Overwhelmed. That's how I felt when I read the "to do" list from Second Wind Publishers -- a good, well-organized list of things I needed to provide them with to make the book, well, a book. Now generally, I'm a list maker of the first magnitude. I make lists for a day's tasks, the typical grocery list, a list of places I want to visit when I can, a list of story ideas I want to explore, a list of goals for life...the list goes on.
To work my way down the list from the publisher showing how many pieces and parts I need to gather and submit, I focused not at the top (a typo-free, error-free, pitch-perfect manuscript) but with an item that falls in the middle of the list: the image for the front cover of the book. Focus may not be the best word. Obsessed might be a better choice.
If a book is judged by its cover, then what could my image say about my work? I wanted something appropriate to the setting, the feel, the style of my tale. I found a magnificently moody black and white photograph by a professional photographer that fits so well with my story. I wrote the photographer to inquire of its price for this purpose.
Suffice it to say, I also have a back-up plan. Last week, I dug through old photographs (I consider myself handy with a camera) and found the one that could work. I wonder if this is actually more appropriate given its location and the setting for my novel (coastal North Carolina). It seems to me that a potential reader would feel warmed to "recognize" the imagery on the cover. My target audience (coast lovers, readers of North Carolina writers, and history buffs) may be narrow, but its deep.

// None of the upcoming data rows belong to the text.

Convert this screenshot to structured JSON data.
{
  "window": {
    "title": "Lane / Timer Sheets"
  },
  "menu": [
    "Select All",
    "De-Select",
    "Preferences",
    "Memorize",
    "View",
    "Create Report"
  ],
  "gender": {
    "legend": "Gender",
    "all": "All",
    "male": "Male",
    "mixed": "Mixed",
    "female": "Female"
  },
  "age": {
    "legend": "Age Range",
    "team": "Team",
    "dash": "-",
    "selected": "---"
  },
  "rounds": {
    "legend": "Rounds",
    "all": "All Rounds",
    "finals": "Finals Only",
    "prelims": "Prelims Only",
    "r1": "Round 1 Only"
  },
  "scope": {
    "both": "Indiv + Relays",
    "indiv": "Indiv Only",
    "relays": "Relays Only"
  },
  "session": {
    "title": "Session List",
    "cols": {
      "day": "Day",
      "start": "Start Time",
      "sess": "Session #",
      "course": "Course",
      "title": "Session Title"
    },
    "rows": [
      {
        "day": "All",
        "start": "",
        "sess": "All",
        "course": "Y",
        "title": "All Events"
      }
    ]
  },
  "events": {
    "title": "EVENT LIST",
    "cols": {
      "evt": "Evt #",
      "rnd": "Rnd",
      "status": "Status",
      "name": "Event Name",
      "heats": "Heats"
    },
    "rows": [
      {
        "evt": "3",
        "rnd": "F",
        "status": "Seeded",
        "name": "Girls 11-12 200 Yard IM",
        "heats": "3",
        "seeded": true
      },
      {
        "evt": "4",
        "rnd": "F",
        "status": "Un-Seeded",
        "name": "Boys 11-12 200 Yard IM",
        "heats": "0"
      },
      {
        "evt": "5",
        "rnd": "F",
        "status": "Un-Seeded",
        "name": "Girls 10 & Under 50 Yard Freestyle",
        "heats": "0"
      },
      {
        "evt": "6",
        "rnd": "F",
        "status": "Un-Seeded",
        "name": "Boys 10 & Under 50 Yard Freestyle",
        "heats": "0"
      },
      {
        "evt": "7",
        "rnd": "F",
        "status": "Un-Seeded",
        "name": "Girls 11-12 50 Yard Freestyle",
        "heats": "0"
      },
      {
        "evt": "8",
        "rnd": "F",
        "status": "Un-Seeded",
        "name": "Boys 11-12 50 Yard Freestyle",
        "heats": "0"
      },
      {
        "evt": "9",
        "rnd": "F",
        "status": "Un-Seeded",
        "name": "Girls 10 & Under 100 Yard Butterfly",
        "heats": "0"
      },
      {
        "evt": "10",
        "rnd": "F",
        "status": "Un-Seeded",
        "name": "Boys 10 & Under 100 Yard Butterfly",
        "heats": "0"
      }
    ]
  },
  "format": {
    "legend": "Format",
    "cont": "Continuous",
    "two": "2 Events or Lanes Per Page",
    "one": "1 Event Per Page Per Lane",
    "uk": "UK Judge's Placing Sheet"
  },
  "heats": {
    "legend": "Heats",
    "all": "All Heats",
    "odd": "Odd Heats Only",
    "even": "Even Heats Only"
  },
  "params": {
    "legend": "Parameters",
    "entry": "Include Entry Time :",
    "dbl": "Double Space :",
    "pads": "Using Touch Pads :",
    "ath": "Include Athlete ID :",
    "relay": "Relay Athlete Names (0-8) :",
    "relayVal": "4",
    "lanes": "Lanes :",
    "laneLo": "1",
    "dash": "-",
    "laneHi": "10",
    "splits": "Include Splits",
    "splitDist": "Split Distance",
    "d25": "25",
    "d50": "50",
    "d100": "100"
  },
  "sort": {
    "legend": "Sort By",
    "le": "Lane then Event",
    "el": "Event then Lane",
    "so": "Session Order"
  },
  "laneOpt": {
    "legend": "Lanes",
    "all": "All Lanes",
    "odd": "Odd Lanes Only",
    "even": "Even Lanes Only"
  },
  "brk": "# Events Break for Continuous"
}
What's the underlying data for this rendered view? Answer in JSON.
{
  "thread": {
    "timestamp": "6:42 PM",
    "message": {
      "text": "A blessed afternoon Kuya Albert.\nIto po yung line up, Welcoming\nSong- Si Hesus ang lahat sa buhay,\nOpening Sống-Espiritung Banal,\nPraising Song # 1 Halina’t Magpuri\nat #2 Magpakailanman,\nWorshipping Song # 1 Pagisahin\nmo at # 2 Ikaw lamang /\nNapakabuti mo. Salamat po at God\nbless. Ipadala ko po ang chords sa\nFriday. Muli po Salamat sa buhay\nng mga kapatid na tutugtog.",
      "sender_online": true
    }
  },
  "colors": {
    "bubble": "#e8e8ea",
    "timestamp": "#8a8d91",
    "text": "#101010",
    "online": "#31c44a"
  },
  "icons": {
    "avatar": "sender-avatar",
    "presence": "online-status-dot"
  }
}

Very deep. They may not feel the same seeing the professional's mystical shot I'm considering.
Should beauty win out over propriety?